## Task item
Wherever the string "Finance" appears in the entries below, return the line that holds it.

Extracted records:
*-*-*
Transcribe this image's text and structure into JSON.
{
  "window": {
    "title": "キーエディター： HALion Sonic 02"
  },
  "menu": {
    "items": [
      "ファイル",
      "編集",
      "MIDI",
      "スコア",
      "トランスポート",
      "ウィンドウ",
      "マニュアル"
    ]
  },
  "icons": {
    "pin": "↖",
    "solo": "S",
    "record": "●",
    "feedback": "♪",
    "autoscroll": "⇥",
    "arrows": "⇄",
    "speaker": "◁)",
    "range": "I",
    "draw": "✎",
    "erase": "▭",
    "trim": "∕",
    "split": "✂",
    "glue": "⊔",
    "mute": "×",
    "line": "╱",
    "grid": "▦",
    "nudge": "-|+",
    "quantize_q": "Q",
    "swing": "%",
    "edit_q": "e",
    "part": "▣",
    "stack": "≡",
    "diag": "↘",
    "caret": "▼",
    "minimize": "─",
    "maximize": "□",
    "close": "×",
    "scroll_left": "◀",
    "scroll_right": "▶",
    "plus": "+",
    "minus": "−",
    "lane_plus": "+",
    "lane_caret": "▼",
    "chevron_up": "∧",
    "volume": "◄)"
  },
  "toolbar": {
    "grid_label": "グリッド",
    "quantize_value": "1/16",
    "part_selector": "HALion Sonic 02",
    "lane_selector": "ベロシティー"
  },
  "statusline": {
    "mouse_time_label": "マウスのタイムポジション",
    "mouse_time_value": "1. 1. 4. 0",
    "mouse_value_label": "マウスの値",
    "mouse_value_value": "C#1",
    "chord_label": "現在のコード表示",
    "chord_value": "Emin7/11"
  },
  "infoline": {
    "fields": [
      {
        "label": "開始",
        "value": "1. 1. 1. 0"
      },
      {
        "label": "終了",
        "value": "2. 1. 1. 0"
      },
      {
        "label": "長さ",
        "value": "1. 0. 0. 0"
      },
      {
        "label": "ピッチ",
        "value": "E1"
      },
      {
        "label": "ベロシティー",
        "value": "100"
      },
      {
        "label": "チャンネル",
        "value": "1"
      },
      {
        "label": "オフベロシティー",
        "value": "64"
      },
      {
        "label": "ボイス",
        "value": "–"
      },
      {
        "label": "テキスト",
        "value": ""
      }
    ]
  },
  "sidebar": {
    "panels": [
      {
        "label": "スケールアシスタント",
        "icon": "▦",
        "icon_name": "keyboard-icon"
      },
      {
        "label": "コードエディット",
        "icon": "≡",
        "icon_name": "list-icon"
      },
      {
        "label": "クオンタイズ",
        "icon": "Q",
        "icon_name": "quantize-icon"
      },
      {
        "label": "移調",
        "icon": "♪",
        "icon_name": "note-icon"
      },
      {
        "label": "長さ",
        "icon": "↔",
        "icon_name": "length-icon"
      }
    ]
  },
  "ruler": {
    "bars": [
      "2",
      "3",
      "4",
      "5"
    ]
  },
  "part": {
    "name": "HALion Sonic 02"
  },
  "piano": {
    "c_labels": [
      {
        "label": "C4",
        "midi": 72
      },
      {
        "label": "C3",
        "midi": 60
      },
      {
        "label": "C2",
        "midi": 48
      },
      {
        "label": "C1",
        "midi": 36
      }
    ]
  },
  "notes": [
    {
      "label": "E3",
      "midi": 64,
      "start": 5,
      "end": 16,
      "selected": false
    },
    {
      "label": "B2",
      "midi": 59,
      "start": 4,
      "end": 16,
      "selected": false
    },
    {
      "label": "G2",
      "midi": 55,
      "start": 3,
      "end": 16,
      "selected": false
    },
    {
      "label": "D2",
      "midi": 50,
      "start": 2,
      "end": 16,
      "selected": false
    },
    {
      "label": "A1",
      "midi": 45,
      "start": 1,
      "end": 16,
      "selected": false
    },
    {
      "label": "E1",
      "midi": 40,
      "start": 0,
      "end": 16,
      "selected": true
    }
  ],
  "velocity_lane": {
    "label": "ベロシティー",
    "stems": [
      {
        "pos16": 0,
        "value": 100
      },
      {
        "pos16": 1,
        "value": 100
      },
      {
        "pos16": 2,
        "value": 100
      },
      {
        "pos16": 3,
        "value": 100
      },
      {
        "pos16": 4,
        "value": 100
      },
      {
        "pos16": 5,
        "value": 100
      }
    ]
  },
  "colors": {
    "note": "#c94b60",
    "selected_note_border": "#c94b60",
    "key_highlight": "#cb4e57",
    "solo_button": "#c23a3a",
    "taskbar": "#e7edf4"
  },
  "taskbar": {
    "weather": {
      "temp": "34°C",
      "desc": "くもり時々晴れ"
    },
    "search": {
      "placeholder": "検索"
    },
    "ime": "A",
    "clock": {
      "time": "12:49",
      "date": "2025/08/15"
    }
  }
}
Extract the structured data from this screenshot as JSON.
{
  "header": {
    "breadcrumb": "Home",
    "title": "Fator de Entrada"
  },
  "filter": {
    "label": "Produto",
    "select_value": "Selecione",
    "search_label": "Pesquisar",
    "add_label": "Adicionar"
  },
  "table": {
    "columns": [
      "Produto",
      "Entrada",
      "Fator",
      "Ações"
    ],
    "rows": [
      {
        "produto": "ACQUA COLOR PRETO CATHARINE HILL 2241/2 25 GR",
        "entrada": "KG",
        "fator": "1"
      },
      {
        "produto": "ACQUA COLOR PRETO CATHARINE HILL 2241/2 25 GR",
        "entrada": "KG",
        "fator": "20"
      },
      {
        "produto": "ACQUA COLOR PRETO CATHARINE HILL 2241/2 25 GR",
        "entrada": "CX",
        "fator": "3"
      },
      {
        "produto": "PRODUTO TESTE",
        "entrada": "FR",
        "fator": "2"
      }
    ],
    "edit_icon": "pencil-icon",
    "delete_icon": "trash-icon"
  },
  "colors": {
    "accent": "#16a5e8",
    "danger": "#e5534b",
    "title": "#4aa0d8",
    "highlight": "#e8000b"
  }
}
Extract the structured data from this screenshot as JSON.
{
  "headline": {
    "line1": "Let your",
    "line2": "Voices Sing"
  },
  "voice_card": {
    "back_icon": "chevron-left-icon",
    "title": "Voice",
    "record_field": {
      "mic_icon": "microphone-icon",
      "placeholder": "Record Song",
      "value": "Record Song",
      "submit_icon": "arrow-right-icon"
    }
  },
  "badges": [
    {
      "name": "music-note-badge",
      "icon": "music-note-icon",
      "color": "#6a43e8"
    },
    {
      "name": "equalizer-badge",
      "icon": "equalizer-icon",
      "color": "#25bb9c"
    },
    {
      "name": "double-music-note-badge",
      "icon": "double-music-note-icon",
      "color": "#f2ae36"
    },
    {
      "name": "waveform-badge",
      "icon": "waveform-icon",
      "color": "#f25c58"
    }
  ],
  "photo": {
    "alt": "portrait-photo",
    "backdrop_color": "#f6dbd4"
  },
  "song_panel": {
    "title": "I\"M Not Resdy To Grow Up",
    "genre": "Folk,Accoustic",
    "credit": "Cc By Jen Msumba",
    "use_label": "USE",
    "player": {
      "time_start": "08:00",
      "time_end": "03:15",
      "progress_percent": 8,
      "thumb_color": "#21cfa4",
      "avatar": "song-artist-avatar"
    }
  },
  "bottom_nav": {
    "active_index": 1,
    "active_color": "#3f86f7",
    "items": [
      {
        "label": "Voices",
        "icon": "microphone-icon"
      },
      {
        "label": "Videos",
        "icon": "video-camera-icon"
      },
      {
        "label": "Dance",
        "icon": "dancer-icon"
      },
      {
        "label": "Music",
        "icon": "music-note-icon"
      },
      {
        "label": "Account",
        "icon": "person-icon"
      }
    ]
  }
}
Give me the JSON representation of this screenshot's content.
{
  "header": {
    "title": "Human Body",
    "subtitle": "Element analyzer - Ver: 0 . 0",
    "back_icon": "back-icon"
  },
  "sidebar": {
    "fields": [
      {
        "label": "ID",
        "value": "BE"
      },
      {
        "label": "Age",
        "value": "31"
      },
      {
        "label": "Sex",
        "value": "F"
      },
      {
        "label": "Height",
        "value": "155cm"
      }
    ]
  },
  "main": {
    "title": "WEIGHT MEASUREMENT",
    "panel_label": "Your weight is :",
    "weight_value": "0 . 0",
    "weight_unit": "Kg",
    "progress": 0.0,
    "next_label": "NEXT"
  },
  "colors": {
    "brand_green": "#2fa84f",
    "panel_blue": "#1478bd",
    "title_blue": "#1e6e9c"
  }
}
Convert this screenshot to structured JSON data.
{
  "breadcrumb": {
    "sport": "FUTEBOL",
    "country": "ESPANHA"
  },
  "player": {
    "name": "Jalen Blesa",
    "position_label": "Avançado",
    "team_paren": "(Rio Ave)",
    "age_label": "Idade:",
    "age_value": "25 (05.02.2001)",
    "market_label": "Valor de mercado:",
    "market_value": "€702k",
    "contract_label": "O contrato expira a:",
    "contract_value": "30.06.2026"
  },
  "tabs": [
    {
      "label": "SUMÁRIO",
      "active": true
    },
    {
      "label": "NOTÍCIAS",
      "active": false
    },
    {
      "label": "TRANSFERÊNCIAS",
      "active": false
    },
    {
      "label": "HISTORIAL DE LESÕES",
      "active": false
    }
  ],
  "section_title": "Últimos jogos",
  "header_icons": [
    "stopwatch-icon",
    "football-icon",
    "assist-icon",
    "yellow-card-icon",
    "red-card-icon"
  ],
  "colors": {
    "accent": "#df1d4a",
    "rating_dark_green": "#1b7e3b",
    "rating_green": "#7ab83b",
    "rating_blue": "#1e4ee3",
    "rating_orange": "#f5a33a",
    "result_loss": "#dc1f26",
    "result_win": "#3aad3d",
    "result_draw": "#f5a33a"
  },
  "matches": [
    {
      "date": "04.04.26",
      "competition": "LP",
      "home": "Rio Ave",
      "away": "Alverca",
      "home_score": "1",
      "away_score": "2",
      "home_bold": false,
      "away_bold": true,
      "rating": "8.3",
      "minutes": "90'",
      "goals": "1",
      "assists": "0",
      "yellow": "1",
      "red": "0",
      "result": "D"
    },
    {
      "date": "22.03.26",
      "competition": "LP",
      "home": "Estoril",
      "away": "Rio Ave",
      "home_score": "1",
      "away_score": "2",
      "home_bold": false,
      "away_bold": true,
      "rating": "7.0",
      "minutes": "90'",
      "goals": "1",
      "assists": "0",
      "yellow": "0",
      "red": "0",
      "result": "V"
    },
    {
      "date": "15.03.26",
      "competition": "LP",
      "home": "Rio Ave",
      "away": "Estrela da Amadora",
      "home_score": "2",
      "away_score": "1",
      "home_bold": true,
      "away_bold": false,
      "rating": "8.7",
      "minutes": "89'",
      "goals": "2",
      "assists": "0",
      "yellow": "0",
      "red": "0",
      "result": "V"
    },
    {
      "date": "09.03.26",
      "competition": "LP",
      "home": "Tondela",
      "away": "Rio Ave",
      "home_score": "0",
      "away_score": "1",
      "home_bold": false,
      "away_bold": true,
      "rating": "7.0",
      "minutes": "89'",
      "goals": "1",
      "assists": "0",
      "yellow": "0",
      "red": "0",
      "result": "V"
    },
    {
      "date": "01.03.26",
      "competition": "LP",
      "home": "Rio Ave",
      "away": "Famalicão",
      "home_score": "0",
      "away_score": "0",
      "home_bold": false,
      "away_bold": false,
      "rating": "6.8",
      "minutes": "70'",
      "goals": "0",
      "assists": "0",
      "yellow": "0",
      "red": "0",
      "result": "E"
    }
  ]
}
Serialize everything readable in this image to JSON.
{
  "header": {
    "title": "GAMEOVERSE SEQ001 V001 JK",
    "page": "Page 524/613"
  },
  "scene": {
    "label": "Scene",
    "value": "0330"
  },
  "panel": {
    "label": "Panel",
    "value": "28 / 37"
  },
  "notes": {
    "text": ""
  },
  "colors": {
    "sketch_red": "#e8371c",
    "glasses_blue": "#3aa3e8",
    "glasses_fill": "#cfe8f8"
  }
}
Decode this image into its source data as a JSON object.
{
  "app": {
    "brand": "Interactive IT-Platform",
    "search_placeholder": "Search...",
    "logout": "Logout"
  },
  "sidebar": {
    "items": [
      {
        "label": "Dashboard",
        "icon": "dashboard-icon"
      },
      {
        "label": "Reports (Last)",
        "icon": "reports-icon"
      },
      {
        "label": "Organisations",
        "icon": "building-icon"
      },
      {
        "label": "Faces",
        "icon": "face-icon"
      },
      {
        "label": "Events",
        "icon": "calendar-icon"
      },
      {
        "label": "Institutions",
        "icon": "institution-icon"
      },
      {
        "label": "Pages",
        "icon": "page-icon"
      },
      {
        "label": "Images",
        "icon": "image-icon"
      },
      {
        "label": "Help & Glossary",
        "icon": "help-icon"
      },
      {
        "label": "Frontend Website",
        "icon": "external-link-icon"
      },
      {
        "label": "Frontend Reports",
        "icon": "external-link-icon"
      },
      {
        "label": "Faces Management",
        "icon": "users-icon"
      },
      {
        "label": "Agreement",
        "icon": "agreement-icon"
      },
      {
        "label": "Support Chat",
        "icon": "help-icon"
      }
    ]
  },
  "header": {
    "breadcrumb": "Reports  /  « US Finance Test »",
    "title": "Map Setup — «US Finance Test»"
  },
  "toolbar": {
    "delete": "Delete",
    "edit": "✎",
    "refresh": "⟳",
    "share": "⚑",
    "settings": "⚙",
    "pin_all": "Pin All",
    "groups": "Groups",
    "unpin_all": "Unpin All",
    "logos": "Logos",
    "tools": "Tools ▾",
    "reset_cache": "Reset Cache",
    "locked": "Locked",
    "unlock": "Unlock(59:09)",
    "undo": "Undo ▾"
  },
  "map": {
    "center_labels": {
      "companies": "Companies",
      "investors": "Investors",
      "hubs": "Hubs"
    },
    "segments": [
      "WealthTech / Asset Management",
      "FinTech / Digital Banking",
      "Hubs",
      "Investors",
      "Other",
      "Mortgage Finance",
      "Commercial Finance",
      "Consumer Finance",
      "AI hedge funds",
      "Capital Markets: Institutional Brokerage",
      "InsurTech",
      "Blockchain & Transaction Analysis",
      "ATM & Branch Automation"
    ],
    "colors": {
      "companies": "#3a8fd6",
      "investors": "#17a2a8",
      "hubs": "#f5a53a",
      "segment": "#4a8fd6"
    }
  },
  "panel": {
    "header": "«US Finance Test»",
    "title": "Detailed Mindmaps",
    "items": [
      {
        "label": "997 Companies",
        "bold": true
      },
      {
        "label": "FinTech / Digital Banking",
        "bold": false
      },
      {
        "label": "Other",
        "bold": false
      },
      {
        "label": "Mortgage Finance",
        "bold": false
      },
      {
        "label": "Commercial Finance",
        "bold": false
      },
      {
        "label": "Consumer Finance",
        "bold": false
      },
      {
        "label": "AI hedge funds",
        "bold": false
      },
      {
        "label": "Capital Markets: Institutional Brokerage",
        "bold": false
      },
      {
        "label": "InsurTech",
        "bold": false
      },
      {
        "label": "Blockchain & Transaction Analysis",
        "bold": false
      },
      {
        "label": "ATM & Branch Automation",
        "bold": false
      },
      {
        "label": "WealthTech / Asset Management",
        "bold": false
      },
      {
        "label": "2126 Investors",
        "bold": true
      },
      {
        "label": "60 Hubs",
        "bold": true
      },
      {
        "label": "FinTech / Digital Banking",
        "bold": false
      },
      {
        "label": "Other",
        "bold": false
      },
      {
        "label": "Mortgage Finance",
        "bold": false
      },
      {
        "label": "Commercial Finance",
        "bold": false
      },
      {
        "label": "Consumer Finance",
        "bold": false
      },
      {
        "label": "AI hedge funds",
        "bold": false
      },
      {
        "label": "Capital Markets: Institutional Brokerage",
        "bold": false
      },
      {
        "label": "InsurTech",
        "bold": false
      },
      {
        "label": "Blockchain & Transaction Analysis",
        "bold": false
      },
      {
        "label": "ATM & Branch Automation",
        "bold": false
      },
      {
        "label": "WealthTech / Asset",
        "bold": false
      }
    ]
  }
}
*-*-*
## Response
    "breadcrumb": "Reports  /  « US Finance Test »",
    "title": "Map Setup — «US Finance Test»"
      "Mortgage Finance",
      "Commercial Finance",
      "Consumer Finance",
    "header": "«US Finance Test»",
        "label": "Mortgage Finance",
        "label": "Commercial Finance",
        "label": "Consumer Finance",
        "label": "Mortgage Finance",
        "label": "Commercial Finance",
        "label": "Consumer Finance",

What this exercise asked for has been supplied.